A new US study has found that cancer patients who write down their deepest fears about the disease experience a higher quality of life.
Nancy Morgan, a writing clinician, conducted an exercise with patients from a clinic at a cancer centre in Washington DC.
The exercise posed questions to leukaemia or lymphoma patients about how the cancer had changed them and how they felt about those changes.
Following the study, half of the participants said the exercise changed their thoughts about the illness, and younger patients, along with those recently diagnosed, derived the most benefit.
During a follow up survey a few weeks later, 49 percent reported that the writing had changed their thoughts about their illness, while 38 percent said their feelings towards their situation had changed.

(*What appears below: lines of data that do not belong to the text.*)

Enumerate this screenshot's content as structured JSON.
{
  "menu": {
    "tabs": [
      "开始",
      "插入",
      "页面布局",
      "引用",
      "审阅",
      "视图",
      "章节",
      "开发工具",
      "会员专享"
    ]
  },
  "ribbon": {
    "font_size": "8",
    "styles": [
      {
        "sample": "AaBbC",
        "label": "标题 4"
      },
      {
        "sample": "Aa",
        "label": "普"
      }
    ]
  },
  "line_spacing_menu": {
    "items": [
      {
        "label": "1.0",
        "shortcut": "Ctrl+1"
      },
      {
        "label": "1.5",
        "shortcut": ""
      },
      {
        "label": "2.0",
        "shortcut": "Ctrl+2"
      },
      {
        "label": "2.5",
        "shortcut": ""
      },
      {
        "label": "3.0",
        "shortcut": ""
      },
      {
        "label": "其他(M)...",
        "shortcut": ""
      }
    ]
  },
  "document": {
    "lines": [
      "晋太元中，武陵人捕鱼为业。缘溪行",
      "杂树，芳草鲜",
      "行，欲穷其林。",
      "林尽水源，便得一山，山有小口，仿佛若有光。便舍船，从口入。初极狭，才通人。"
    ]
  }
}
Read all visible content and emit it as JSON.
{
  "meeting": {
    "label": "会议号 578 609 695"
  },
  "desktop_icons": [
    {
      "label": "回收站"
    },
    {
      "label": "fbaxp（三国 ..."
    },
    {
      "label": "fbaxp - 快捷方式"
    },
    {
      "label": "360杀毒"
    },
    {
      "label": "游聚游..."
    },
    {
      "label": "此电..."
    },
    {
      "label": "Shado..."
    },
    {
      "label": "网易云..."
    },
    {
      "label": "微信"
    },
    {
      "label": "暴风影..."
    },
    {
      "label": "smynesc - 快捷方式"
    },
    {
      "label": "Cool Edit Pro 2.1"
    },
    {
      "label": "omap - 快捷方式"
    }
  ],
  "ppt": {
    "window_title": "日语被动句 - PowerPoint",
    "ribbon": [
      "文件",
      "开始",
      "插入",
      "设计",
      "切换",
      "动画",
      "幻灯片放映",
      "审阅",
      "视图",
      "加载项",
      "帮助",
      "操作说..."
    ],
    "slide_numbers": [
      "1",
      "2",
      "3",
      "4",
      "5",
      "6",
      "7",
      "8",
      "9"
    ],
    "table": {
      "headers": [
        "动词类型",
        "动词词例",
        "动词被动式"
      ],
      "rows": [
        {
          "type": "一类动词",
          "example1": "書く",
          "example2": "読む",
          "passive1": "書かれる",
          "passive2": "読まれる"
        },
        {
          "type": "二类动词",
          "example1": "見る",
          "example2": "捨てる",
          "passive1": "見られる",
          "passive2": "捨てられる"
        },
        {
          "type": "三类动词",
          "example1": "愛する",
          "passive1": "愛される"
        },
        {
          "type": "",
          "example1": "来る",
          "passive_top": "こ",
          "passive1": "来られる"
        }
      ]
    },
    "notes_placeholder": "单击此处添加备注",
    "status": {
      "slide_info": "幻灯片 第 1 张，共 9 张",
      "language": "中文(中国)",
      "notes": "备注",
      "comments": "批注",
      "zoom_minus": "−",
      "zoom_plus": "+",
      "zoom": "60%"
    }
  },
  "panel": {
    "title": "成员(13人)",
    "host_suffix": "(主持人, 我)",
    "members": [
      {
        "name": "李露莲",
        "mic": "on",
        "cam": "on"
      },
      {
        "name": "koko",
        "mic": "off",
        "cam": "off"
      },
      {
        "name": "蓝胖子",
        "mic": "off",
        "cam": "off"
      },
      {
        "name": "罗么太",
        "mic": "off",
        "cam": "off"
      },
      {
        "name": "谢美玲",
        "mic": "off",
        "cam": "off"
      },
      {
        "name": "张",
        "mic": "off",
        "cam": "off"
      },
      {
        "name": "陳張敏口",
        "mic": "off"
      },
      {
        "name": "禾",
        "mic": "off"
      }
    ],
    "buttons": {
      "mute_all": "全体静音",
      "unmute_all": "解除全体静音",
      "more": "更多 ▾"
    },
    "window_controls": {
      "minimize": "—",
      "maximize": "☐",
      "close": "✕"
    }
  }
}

There was no evidence of direct impact of the session on their illness, where the patients had reported greater changes in their mindset during the writing, but this could be linked to more positive reports of quality of life given to their doctors during follow-up appointments.
"Thoughts and feelings, or the cognitive processing and emotions related to cancer, are key writing elements associated with health benefits, according to previous studies," BBC quoted Morgan, as saying.
"Writing only about the facts has shown no benefit," she said.
Dr Bruce Cheson, the head of haematology at Lombardi, said: "I'm pleased to see that so many of our patients were interested in this kind of therapy.
"Our study supports the benefit of an expressive writing program and the ability to integrate such a program into a busy clinic."
The study is published in the journal The Oncologist.